New Climate Videos for Latino Communities in Florida



With last month’s climate talks in Copenhagen and a reinvigorated international interest in global warming issues, the time is right to expand southeastern engagement and education about global warming. Today, the Southern Alliance for Clean Energy is releasing new Spanish translated versions of our Treasured Places in Peril, Florida Everglades and Sea Level Rise in Florida educational videos about global warming impacts to our regions’ coastal places. Over the years since the videos were first created, thousands of English-speaking viewers have seen what we stand to lose if we do nothing to curb global warming pollution.

Today, in hopes of expanding outreach and education to Latino communities about coastal vulnerability to global warming, SACE offers two of our most compelling videos now subtitled in Spanish (view videos below).

“We recognize that there are so many useful resources out there about the threats of global warming that have not been made available to Spanish speaking audiences,” stated Ulla Reeves, SACE’s regional program director. “Our goal is to increase the amount of translated materials to communities that will be disproportionately impacted by global warming and enable a greater diversity of interested citizens to join the movement to address the climate crisis.”

Latinos Particularly Vulnerable to Climate Change

 Social Vulnerability to Climate Change in Florida by Oxfam America

According to a new Oxfam America report that researched social vulnerability and climate change, Florida’s large Latino immigrant population is especially vulnerable. Geographically, 37% of the state of Florida is in FEMA’s 100-year flood zone, which is the second highest percentage in the region.  Additionally, over the past 30 years, 80% of the state has been in the buffer zone of category 1 hurricanes.  Latino populations tend to live in these at-risk coastal areas.  For example, in counties vulnerable to sea level rise and stronger storms such as Miami-Dade, Pinellas, Sarasota and Charlotte, populations reach upwards of 60% Latino.

These statistics demonstrate the significant vulnerabilities that the state of Florida and its residents will face in a warmer world. The Oxfam report states that the Latino community often has “language and cultural barriers that hinder disaster preparedness.”  It is more important than ever for citizens who will bear more of the brunt of climate change impacts to be aware of the risks and be part of the solution.


The Videos

Treasured Places in Peril: Everglades takes viewers on a journey through the Florida Keys and Everglades National Park, interviewing concerned citizens and scientists who are already seeing and feeling the effects of global warming. Watch the video here.

SACE’s Sea Level Rise Impacts to Florida video puts a very human face on global warming.  This video uses striking images produced by Architecture2030 and Google Earth to depict how populous cities such as Miami and Tampa could be drastically altered by global warming impacts including sea level rise and storm surges if action is not taken now.

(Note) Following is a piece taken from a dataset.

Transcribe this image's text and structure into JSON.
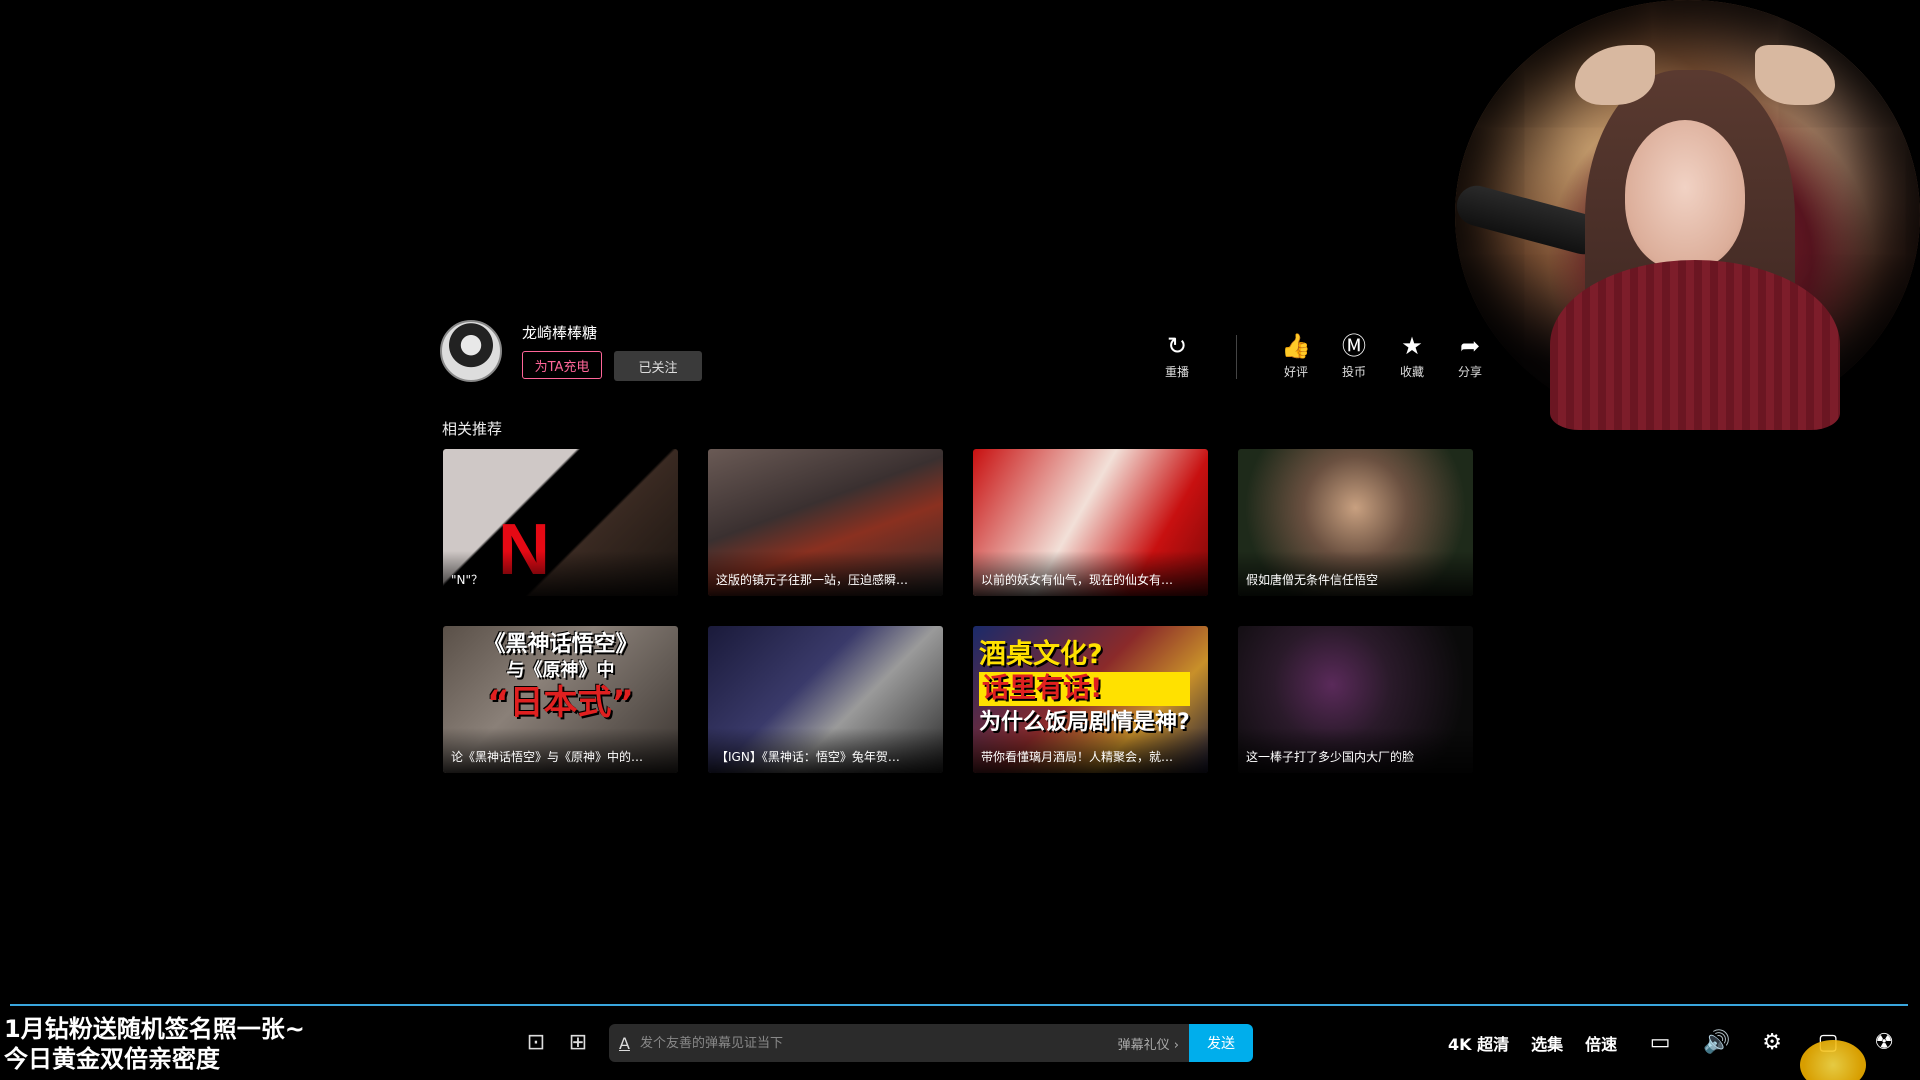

Watch the video here.

Through educational products such as these videos, SACE hopes to raise the level of awareness within Spanish-speaking communities and empower those citizens to become part of the climate and energy debate at this critical junction in our nations’ history. All citizens are needed to raise their voices in calling for action at the local, state and federal levels, joining the millions at the forefront of the fight to stop global warming.

For more information:

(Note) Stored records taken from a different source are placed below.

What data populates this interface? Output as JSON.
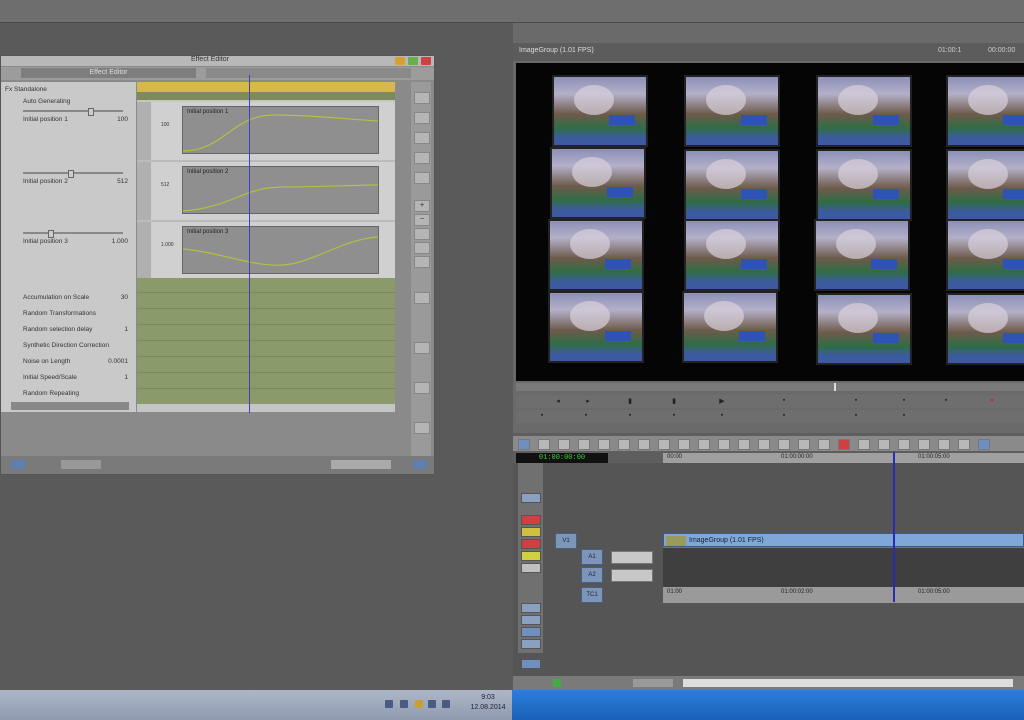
{
  "app": {
    "title": ""
  },
  "effect_editor": {
    "title": "Effect Editor",
    "effect_name": "Effect Editor",
    "params": [
      {
        "label": "Fx  Standalone",
        "value": ""
      },
      {
        "label": "Auto Generating",
        "value": ""
      },
      {
        "label": "Initial position 1",
        "value": "100"
      },
      {
        "label": "Initial position 2",
        "value": "512"
      },
      {
        "label": "Initial position 3",
        "value": "1.000"
      },
      {
        "label": "Accumulation on Scale",
        "value": "30"
      },
      {
        "label": "Random Transformations",
        "value": ""
      },
      {
        "label": "Random selection delay",
        "value": "1"
      },
      {
        "label": "Synthetic Direction Correction",
        "value": ""
      },
      {
        "label": "Noise on Length",
        "value": "0.0001"
      },
      {
        "label": "Initial Speed/Scale",
        "value": "1"
      },
      {
        "label": "Random Repeating",
        "value": ""
      }
    ],
    "graphs": [
      {
        "title": "Initial position 1",
        "yval": "100"
      },
      {
        "title": "Initial position 2",
        "yval": "512"
      },
      {
        "title": "Initial position 3",
        "yval": "1.000"
      }
    ]
  },
  "monitor": {
    "clip_name": "ImageGroup (1.01 FPS)",
    "tc1": "01:00:1",
    "tc2": "00:00:00"
  },
  "timeline": {
    "master_tc": "01:00:00:00",
    "ruler": [
      "00:00",
      "01:00:00:00",
      "01:00:05:00"
    ],
    "clip_label": "ImageGroup (1.01 FPS)",
    "tc_row": [
      "01:00",
      "01:00:02:00",
      "01:00:05:00"
    ],
    "tracks": [
      "V1",
      "A1",
      "A2",
      "TC1"
    ]
  },
  "taskbar": {
    "time": "9:03",
    "date": "12.08.2014"
  },
  "colors": {
    "accent_blue": "#7fa8d8",
    "playhead": "#4040c0",
    "taskbar_blue": "#1a5fb8"
  }
}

Learn more about global warming impacts

The Florida Climate Alliance

Latino Environmental Education Network (scroll down the page) or contact Martha Avila at

Read SACE’s Press Release

Tags: , , , , ,


rssComments RSS

[…] In an effort to reach more Latinos and educate on the effects of climate change on costal communities, Southern Alliance for Clean Energy has created videos and a blog in Spanish to educate the public.  Many at-risk costal areas in the region have high Latino populations.  To learn more and to see the videos, click here. […]

Pingback by Latinola » Blog Archive » Gulf Coast Latinos Target of New Climate Change Outreach on January 12, 2010 5:45 pm

[…] CleanEnergy Footprints » Archive » New Climate Videos for Latino … […]

Pingback by The Rightward Shift In America & The Corporatism of American Politics | Corporations Finance Wisdom on January 13, 2010 2:13 pm

Theories like 1/3 of Florida is gone in 100 years are just too bizzarre. I don’t think people can even imagine it, not to mention do something about it.

Comment by Florida Boats on June 15, 2010 9:45 pm

Sorry, the comment form is closed at this time.